All the Ayatollah's men

Shiite militias have embedded themselves within the structures of the Iraqi government, which has become far too reliant on their power to contemplate cracking down on them. Together, they have committed horrifying human rights abuses: In early June, Shiite militias along with Iraqi security forces reportedly executed around 255 prisoners, including children. An Amnesty International report from June detailed how Shiite militias regularly carried out extrajudicial summary executions, and reported that dozens of Sunni prisoners were killed in government buildings.

The militias also played a leading role in the liberation of the besieged Shiite Turkmen town of Amerli. Kata’ib Hezbollah, a U.S.-designated terrorist group and direct Iranian proxy, even used Iraqi government helicopters to deliver arms and other supplies during the battle. Just as IS has captured and used U.S.- supplied vehicles, U.S.-made M1A1 Abrams’ tanks provided to the Iraqi government have flown sectarian Shiite banners and supported Kata’ib Hezbollah operations. Those tanks are not alone: U.S.-made armored Humvees, which Kata’ib Hezbollah once targeted during the Iraq War with rocket-propelled grenades (when driven by Americans), have also been taken by the militia and used in operations.
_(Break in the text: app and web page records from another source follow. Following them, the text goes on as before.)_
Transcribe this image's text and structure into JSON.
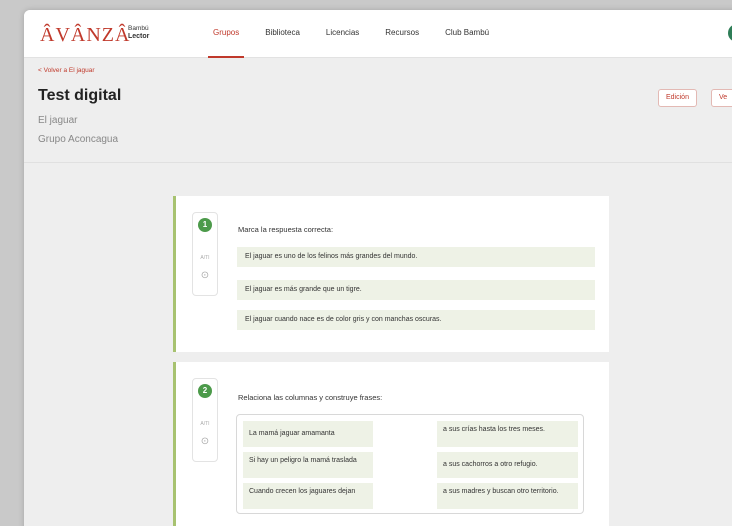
{
  "brand": {
    "name": "ÂVÂNZÂ",
    "line1": "Bambú",
    "line2": "Lector",
    "color": "#c0392b"
  },
  "nav": {
    "items": [
      {
        "label": "Grupos",
        "active": true
      },
      {
        "label": "Biblioteca"
      },
      {
        "label": "Licencias"
      },
      {
        "label": "Recursos"
      },
      {
        "label": "Club Bambú"
      }
    ]
  },
  "header": {
    "back": "< Volver a El jaguar",
    "title": "Test digital",
    "book": "El jaguar",
    "group": "Grupo Aconcagua",
    "edit_button": "Edición",
    "view_button": "Ve"
  },
  "questions": [
    {
      "number": "1",
      "meta": "A/TI",
      "prompt": "Marca la respuesta correcta:",
      "options": [
        "El jaguar es uno de los felinos más grandes del mundo.",
        "El jaguar es más grande que un tigre.",
        "El jaguar cuando nace es de color gris y con manchas oscuras."
      ]
    },
    {
      "number": "2",
      "meta": "A/TI",
      "prompt": "Relaciona las columnas y construye frases:",
      "left": [
        "La mamá jaguar amamanta",
        "Si hay un peligro la mamá traslada",
        "Cuando crecen los jaguares dejan"
      ],
      "right": [
        "a sus crías hasta los tres meses.",
        "a sus cachorros a otro refugio.",
        "a sus madres y buscan otro territorio."
      ]
    }
  ],
  "colors": {
    "accent": "#c0392b",
    "green": "#4c9a4a",
    "option_bg": "#eef2e6"
  }
}
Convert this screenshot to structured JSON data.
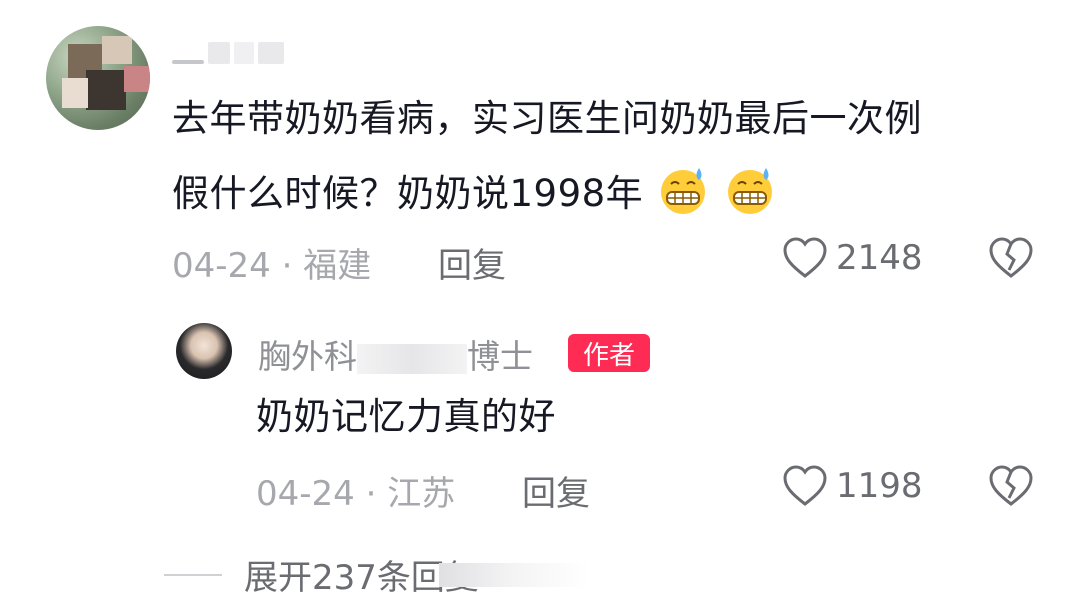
{
  "comment": {
    "text_line1": "去年带奶奶看病，实习医生问奶奶最后一次例",
    "text_line2": "假什么时候？奶奶说1998年",
    "emoji": [
      "grimacing-sweat-emoji",
      "grimacing-sweat-emoji"
    ],
    "date_location": "04-24 · 福建",
    "reply_label": "回复",
    "like_count": "2148",
    "icons": {
      "like": "heart-outline-icon",
      "dislike": "broken-heart-icon"
    }
  },
  "reply": {
    "username_prefix": "胸外科",
    "username_suffix": "博士",
    "author_badge": "作者",
    "text": "奶奶记忆力真的好",
    "date_location": "04-24 · 江苏",
    "reply_label": "回复",
    "like_count": "1198"
  },
  "expand": {
    "label": "展开237条回复"
  },
  "colors": {
    "accent": "#fe2c55",
    "text_primary": "#161823",
    "text_secondary": "#a6a8ad"
  }
}
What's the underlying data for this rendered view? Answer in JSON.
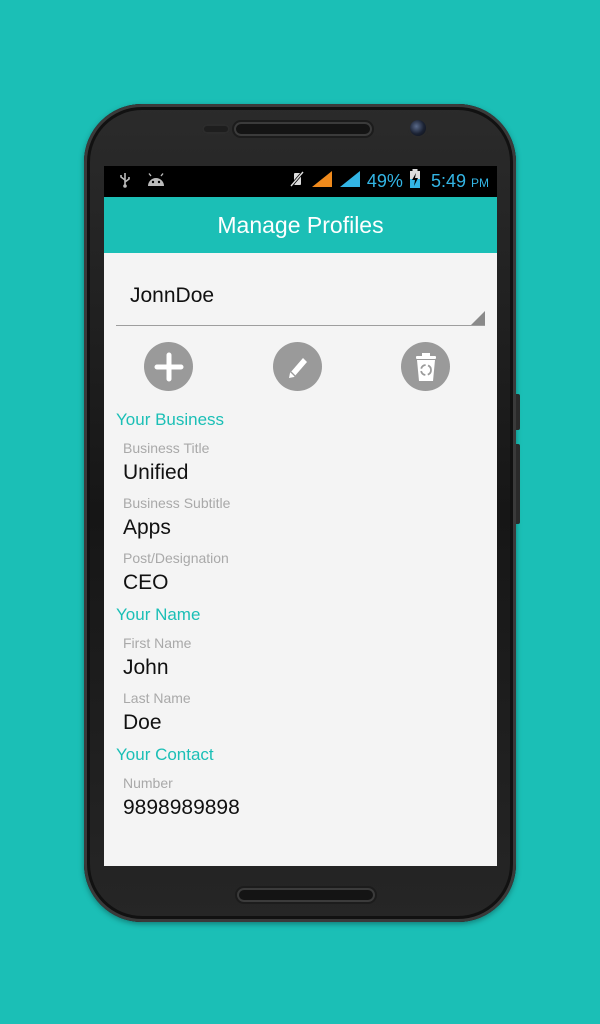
{
  "colors": {
    "accent": "#1bbfb6",
    "status_blue": "#33b5e5",
    "icon_grey": "#9a9a9a"
  },
  "statusbar": {
    "left_icons": [
      "usb-icon",
      "android-debug-icon"
    ],
    "right_icons": [
      "mute-vibrate-icon",
      "signal-orange-icon",
      "signal-blue-icon",
      "battery-charging-icon"
    ],
    "battery": "49%",
    "time": "5:49",
    "ampm": "PM"
  },
  "appbar": {
    "title": "Manage Profiles"
  },
  "profile_select": {
    "selected": "JonnDoe"
  },
  "actions": {
    "add_icon": "plus-icon",
    "edit_icon": "pencil-icon",
    "delete_icon": "trash-recycle-icon"
  },
  "business": {
    "heading": "Your Business",
    "title_label": "Business Title",
    "title_value": "Unified",
    "subtitle_label": "Business Subtitle",
    "subtitle_value": "Apps",
    "post_label": "Post/Designation",
    "post_value": "CEO"
  },
  "name": {
    "heading": "Your Name",
    "first_label": "First Name",
    "first_value": "John",
    "last_label": "Last Name",
    "last_value": "Doe"
  },
  "contact": {
    "heading": "Your Contact",
    "number_label": "Number",
    "number_value": "9898989898"
  }
}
Iran has led the way in developing Iraq’s Shiite militias. Since May 2013, Tehran has bolstered its network of new and old Iraqi proxy groups to provide a steady flow of fighters to Syria. Some of these Iraqi forces, who had been fighting on behalf of President Bashar al-Assad’s regime, redeployed back to Iraq and form the nucleus of newer militia groups which are currently fighting the Baghdad government’s Sunni enemies.